→ **PROBLEM STATEMENT**: Everything in the data except the pictures belongs in your answer, copied exactly.

◇ ◇ ◇ ◇ ◇

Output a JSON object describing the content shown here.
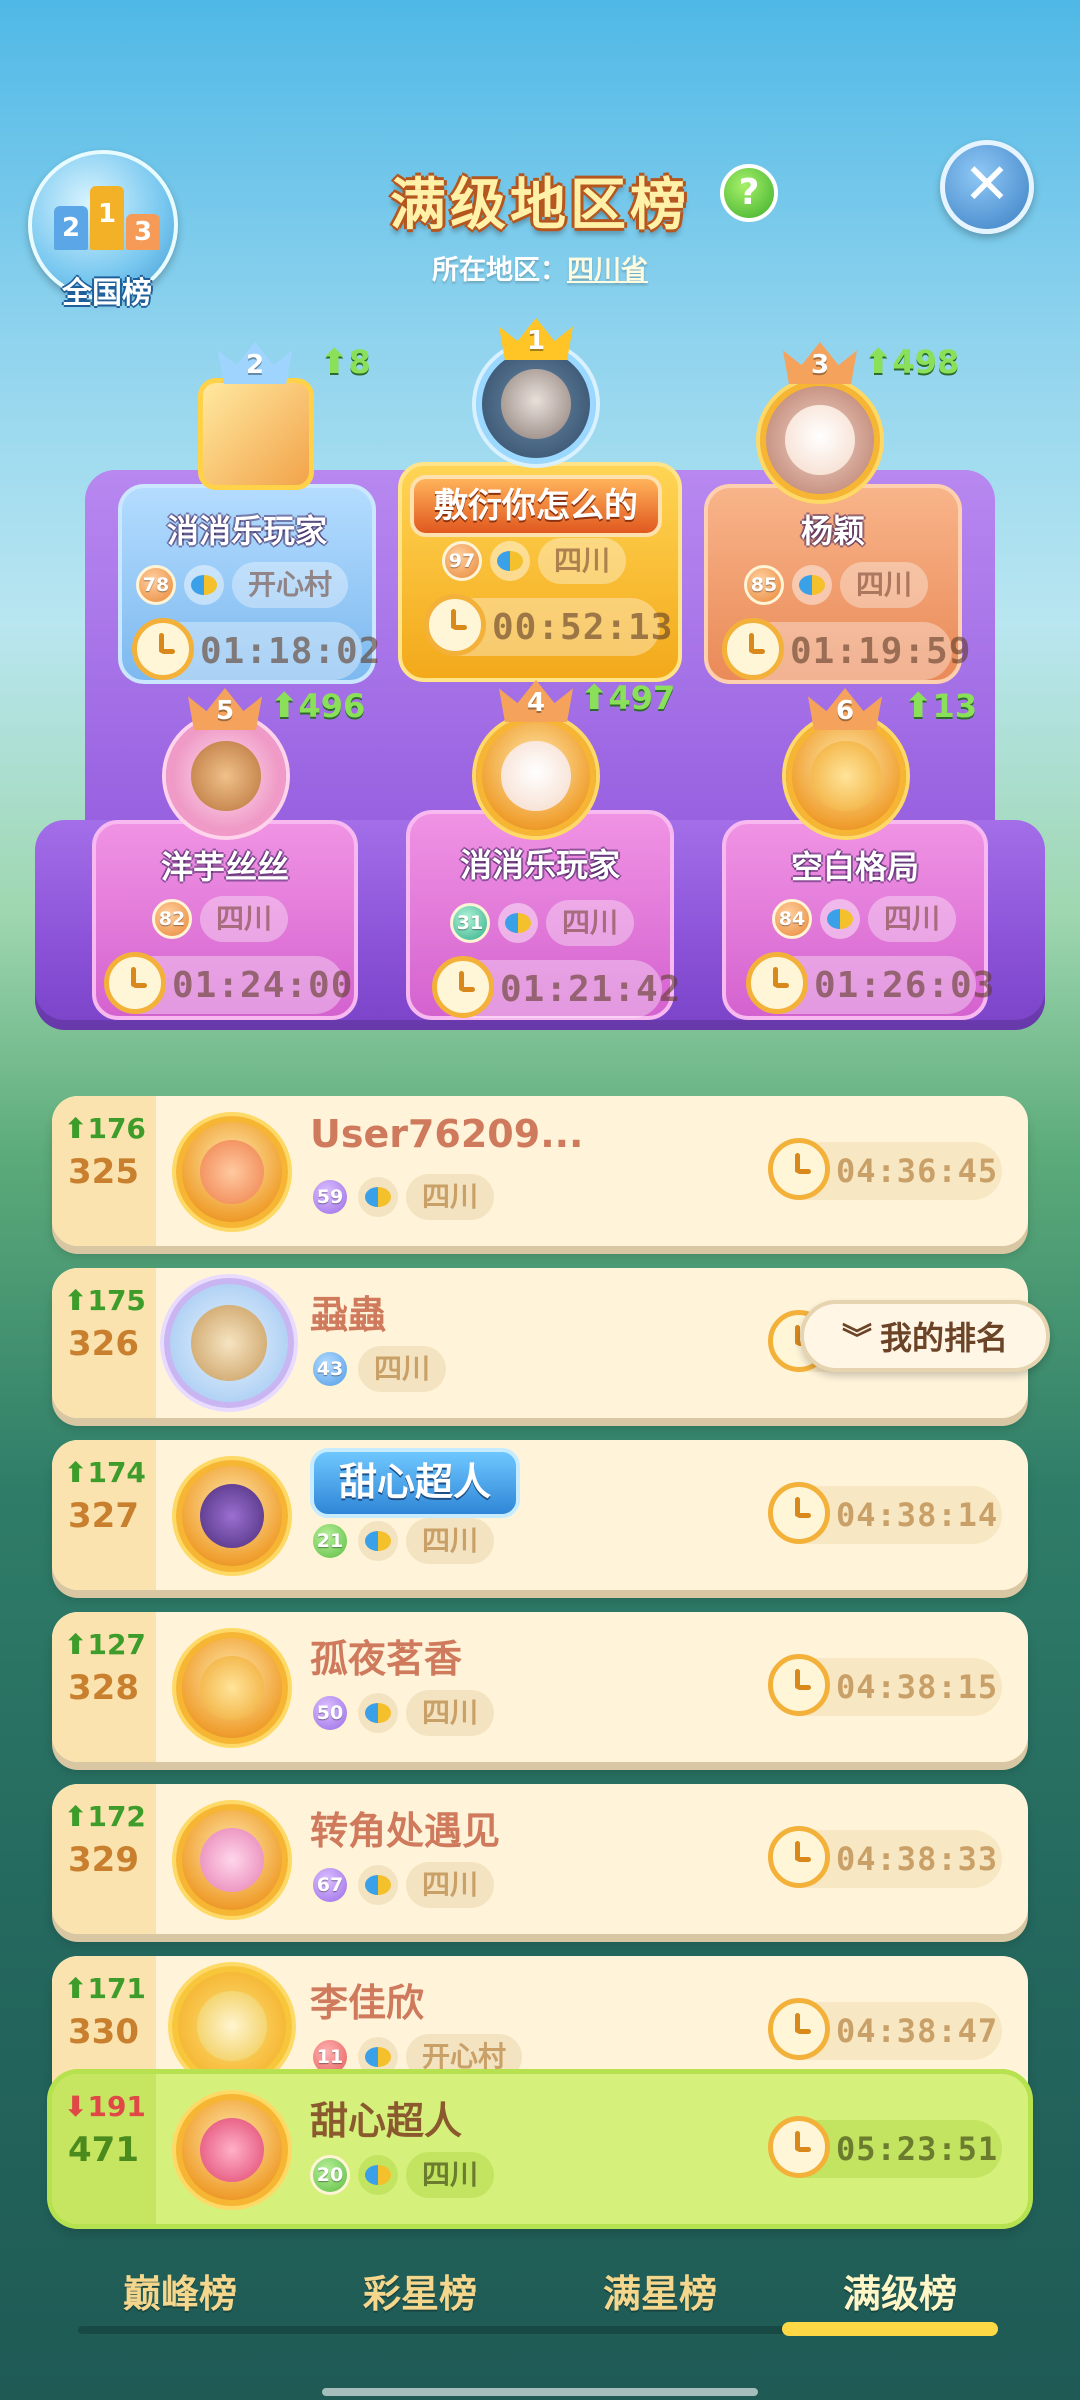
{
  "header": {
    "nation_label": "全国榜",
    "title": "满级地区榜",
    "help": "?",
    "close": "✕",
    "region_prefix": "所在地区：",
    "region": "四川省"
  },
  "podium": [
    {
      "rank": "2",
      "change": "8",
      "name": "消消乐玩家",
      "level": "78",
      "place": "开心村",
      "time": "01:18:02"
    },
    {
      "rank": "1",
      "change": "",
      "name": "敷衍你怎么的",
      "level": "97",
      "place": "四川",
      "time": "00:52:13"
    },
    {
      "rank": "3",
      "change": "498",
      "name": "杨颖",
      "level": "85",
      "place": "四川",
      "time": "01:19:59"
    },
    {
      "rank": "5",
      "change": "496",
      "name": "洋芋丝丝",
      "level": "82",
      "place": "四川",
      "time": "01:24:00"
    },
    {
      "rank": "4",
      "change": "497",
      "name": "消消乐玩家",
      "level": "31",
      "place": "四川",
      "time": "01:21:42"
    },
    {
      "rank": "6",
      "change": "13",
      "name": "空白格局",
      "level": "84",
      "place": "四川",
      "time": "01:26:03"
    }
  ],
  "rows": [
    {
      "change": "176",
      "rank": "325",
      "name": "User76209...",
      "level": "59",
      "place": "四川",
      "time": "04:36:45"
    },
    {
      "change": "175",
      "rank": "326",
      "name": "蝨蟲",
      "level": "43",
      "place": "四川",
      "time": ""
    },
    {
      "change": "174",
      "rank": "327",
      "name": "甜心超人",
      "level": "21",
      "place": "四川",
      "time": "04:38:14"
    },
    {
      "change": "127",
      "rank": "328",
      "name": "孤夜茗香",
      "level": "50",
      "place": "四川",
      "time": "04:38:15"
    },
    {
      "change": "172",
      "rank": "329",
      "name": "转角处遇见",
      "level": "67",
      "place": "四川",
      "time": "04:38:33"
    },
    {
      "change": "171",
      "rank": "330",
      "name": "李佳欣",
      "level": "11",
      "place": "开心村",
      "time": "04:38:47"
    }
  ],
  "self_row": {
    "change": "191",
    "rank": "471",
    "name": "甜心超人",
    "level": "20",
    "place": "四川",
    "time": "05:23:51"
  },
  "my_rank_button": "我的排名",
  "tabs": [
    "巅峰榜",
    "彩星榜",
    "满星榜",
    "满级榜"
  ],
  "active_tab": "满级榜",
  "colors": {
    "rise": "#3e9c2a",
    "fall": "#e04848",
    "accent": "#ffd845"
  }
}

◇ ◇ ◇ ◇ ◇

→ **SOLUTION TO THE PROBLEM**:
Output a JSON object describing the content shown here.
{
  "header": {
    "nation_label": "全国榜",
    "title": "满级地区榜",
    "help": "?",
    "close": "✕",
    "region_prefix": "所在地区：",
    "region": "四川省"
  },
  "podium": [
    {
      "rank": "2",
      "change": "8",
      "name": "消消乐玩家",
      "level": "78",
      "place": "开心村",
      "time": "01:18:02"
    },
    {
      "rank": "1",
      "change": "",
      "name": "敷衍你怎么的",
      "level": "97",
      "place": "四川",
      "time": "00:52:13"
    },
    {
      "rank": "3",
      "change": "498",
      "name": "杨颖",
      "level": "85",
      "place": "四川",
      "time": "01:19:59"
    },
    {
      "rank": "5",
      "change": "496",
      "name": "洋芋丝丝",
      "level": "82",
      "place": "四川",
      "time": "01:24:00"
    },
    {
      "rank": "4",
      "change": "497",
      "name": "消消乐玩家",
      "level": "31",
      "place": "四川",
      "time": "01:21:42"
    },
    {
      "rank": "6",
      "change": "13",
      "name": "空白格局",
      "level": "84",
      "place": "四川",
      "time": "01:26:03"
    }
  ],
  "rows": [
    {
      "change": "176",
      "rank": "325",
      "name": "User76209...",
      "level": "59",
      "place": "四川",
      "time": "04:36:45"
    },
    {
      "change": "175",
      "rank": "326",
      "name": "蝨蟲",
      "level": "43",
      "place": "四川",
      "time": ""
    },
    {
      "change": "174",
      "rank": "327",
      "name": "甜心超人",
      "level": "21",
      "place": "四川",
      "time": "04:38:14"
    },
    {
      "change": "127",
      "rank": "328",
      "name": "孤夜茗香",
      "level": "50",
      "place": "四川",
      "time": "04:38:15"
    },
    {
      "change": "172",
      "rank": "329",
      "name": "转角处遇见",
      "level": "67",
      "place": "四川",
      "time": "04:38:33"
    },
    {
      "change": "171",
      "rank": "330",
      "name": "李佳欣",
      "level": "11",
      "place": "开心村",
      "time": "04:38:47"
    }
  ],
  "self_row": {
    "change": "191",
    "rank": "471",
    "name": "甜心超人",
    "level": "20",
    "place": "四川",
    "time": "05:23:51"
  },
  "my_rank_button": "我的排名",
  "tabs": [
    "巅峰榜",
    "彩星榜",
    "满星榜",
    "满级榜"
  ],
  "active_tab": "满级榜",
  "colors": {
    "rise": "#3e9c2a",
    "fall": "#e04848",
    "accent": "#ffd845"
  }
}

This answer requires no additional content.